“That will be about 170 per cent of the first road investment strategy, so there is almost double the amount of investment going into roads to tackle congestion and improve strategic roads in all parts of the country.”
Responding to Mr Lewis’s points about HGVs and road safety, he added: “I will write to him on that and find out what information I can about DfT’s work, because it is important that we take note and see what can be done to improve road safety, particularly as the number of vehicles going down smaller roads and country lanes as a result of online shopping is becoming more important.
“Through the Road to Zero strategy and other initiatives, DfT is paying attention to how we can improve the last mile of delivery to tackle air quality and reduce the number of vehicles on our roads.”
He highlighted the benefits of introducing a lower rate of HGV levy for Euro 6 vehicles.
“The change will incentivise hauliers to move to cleaner, less-polluting vehicles. It is only right that everyone plays their part in protecting our natural environment so that we leave a cleaner, greener Britain for our children.
“HGVs currently account for approximately 20 per cent of harmful nitrogen oxide emissions from road transport but only five per cent of total miles travelled, so they will play an important part in tackling the problem.
“The changes made… will reduce HGV levy rates by 10 per cent for vehicles that meet the latest emission standards, reflecting the fact that they generate 80 per cent less NOx emissions than the older HGVs.

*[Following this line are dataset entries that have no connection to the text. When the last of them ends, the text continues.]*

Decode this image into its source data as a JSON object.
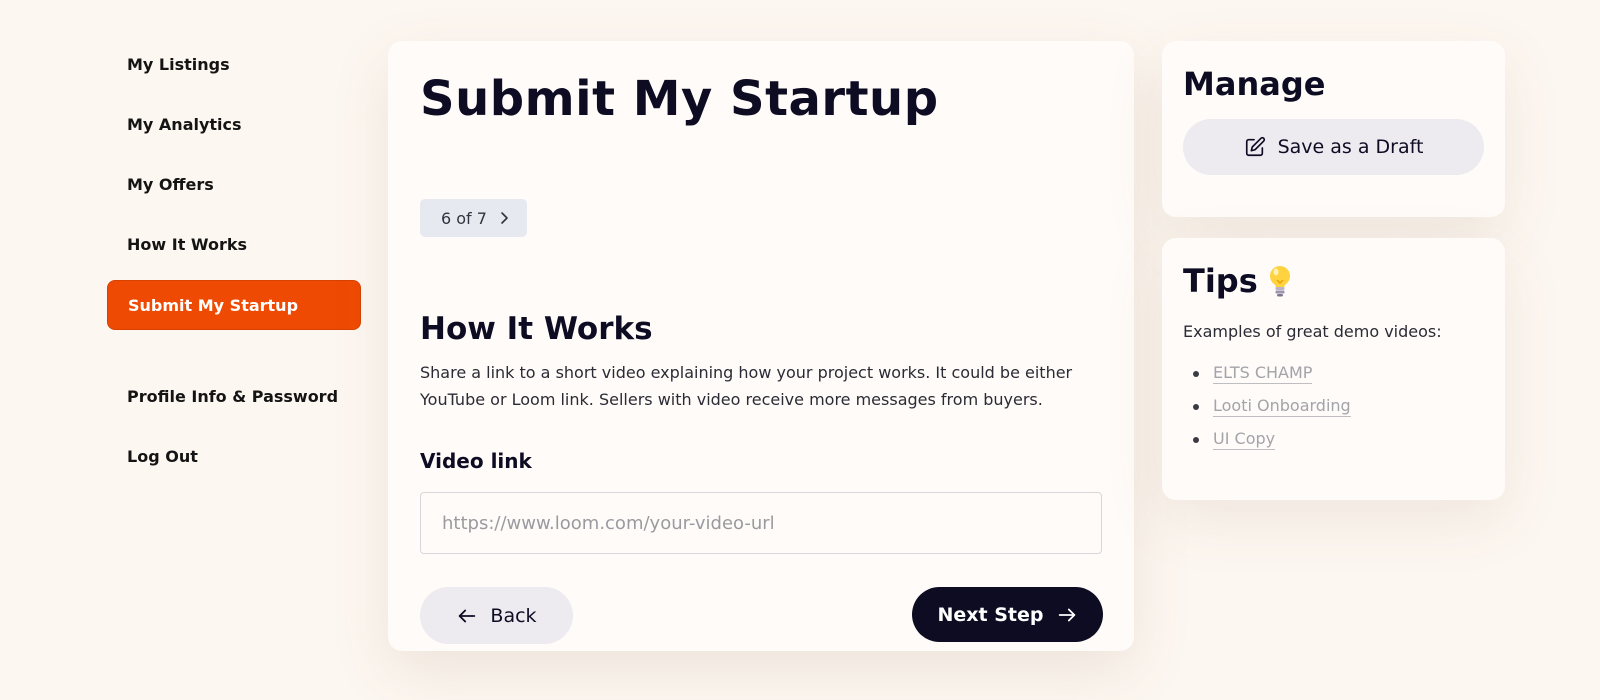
{
  "sidebar": {
    "items": [
      {
        "label": "My Listings"
      },
      {
        "label": "My Analytics"
      },
      {
        "label": "My Offers"
      },
      {
        "label": "How It Works"
      },
      {
        "label": "Submit My Startup",
        "active": true
      }
    ],
    "account_items": [
      {
        "label": "Profile Info & Password"
      },
      {
        "label": "Log Out"
      }
    ]
  },
  "main": {
    "title": "Submit My Startup",
    "step": "6 of 7",
    "section_title": "How It Works",
    "section_description": "Share a link to a short video explaining how your project works. It could be either YouTube or Loom link. Sellers with video receive more messages from buyers.",
    "field_label": "Video link",
    "video_input": {
      "value": "",
      "placeholder": "https://www.loom.com/your-video-url"
    },
    "back_label": "Back",
    "next_label": "Next Step"
  },
  "manage": {
    "title": "Manage",
    "draft_label": "Save as a Draft"
  },
  "tips": {
    "title": "Tips",
    "intro": "Examples of great demo videos:",
    "links": [
      "ELTS CHAMP",
      "Looti Onboarding",
      "UI Copy"
    ]
  },
  "colors": {
    "accent": "#ef4a03",
    "dark": "#0d0c22",
    "background": "#fdf7f1",
    "card": "#fffbf8",
    "pill": "#edeaf0"
  },
  "icons": {
    "step_pill": "chevron-right-icon",
    "back": "arrow-left-icon",
    "next": "arrow-right-icon",
    "draft": "edit-icon",
    "tips": "lightbulb-icon"
  }
}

“[We will] also increase rates by 20 per cent for HGVs that do not meet those standards. Many hauliers will pay less as more companies move to cleaner lorries – we have introduced it to improve air quality and not to raise revenue.”